# Formal proof

This is a more formal version of the first informal proof, using the definition of Decimal notation.

%%hidden(Show proof): $~$0.999\dots$~$ is the decimal expansion where every digit after the decimal point is a $~$9$~$. By definition, it is the value of the series $~$\sum_{k=1}^\infty 9 \cdot 10^{-k}$~$. This value is in turn defined as the [-limit] of the sequence $~$(\sum_{k=1}^n 9 \cdot 10^{-k})_{n\in\mathbb N}$~$. Let $~$a_n$~$ denote the $~$n$~$th term of this sequence. I claim the limit is $~$1$~$. To prove this, we have to show that for any $~$\varepsilon>0$~$, there is some $~$N\in\mathbb N$~$ such that for every $~$n>N$~$, $~$|1-a_n|<\varepsilon$~$.

Let's prove by induction that $~$1-a_n=10^{-n}$~$. Since $~$a_0$~$ is the sum of {$~$0$~$ terms, $~$a_0=0$~$, so $~$1-a_0=1=10^0$~$. If $~$1-a_i=10^{-i}$~$, then

\begin{align}
1 - a*{i+1} &= 1 - (a*i + 9 \cdot 10^{-(i+1)}) \newline
&= 1-a_i - 9 \cdot 10^{-(i+1)} \newline
&= 10^{-i} - 9 \cdot 10^{-(i+1)} \newline
&= 10 \cdot 10^{-(i+1)} - 9 \cdot 10^{-(i+1)} \newline
&= 10^{-(i+1)}
\end{align}

So $~$1-a_n=10^{-n}$~$ for all $~$n$~$. What remains to be shown is that $~$10^{-n}$~$ eventually gets (and stays) arbitrarily small; this is true by the [archimedean_property] and because $~$10^{-n}$~$ is monotonically decreasing. %%

# Arguments against $~$0.999\dotsc=1$~$

These arguments are used to try to refute the claim that $~$0.999\dotsc=1$~$. They're flawed, since they claim to prove a false conclusion.

- $~$0.999\dotsc$~$ and $~$1$~$ have different digits, so they can't be the same. In particular, $~$0.999\dotsc$~$ starts "$~$0.$~$," so it must be less than 1.

%%hidden(Why is this wrong?): Decimal expansions and real numbers are different objects. Decimal expansions are a nice way to represent real numbers, but there's no reason different decimal expansions have to represent different real numbers. %%

- If two numbers are the same, their difference must be $~$0$~$. But $~$1-0.999\dotsc=0.000\dotsc001\neq0$~$.

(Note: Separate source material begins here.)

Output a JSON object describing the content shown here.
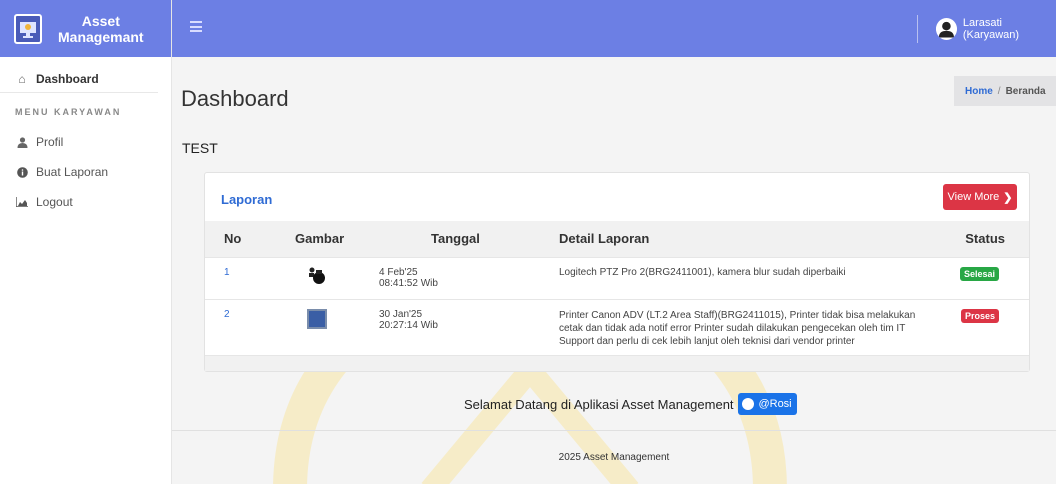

%%hidden(Why is this wrong?): Decimal expansions go on infinitely, but no farther. $~$0.000\dotsc001$~$ doesn't represent a real number because the $~$1$~$ is supposed to be after infinitely many $~$0$~$s, but each digit has to be a finite distance from the decimal point. If you have to pick a real number to for $~$0.000\dotsc001$~$ to represent, it would be $~$0$~$. %%

- $~$0.999\dotsc$~$ is the limit of the sequence $~$0.9, 0.99, 0.999, \dotsc$~$. Since each term in this sequence is less than $~$1$~$, the limit must also be less than $~$1$~$. (Or "the sequence can never reach $~$1$~$.")

%%hidden(Why is this wrong?): The sequence gets arbitrarily close to $~$1$~$, so its limit is $~$1$~$. It doesn't matter that all of the terms are less than $~$1$~$. %%

- In the first proof, when you subtract $~$0.999\dotsc$~$ from $~$9.999\dotsc$~$, you don't get $~$9$~$. There's an extra digit left over; just as $~$9.99-0.999=8.991$~$, $~$9.999\dotsc-0.999\dotsc=8.999\dotsc991$~$.

%%hidden(Why is this wrong?): There are infinitely many $~$9$~$s in $~$0.999\dotsc$~$, so when you shift it over a digit there are still the same amount. And the "decimal expansion" $~$8.999\dotsc991$~$ doesn't make sense, because it has infinitely many digits and then a $~$1$~$. %%

## Comments

Eric Rogstad

If these are included I think it would be good to also include explanations of why each one is wrong.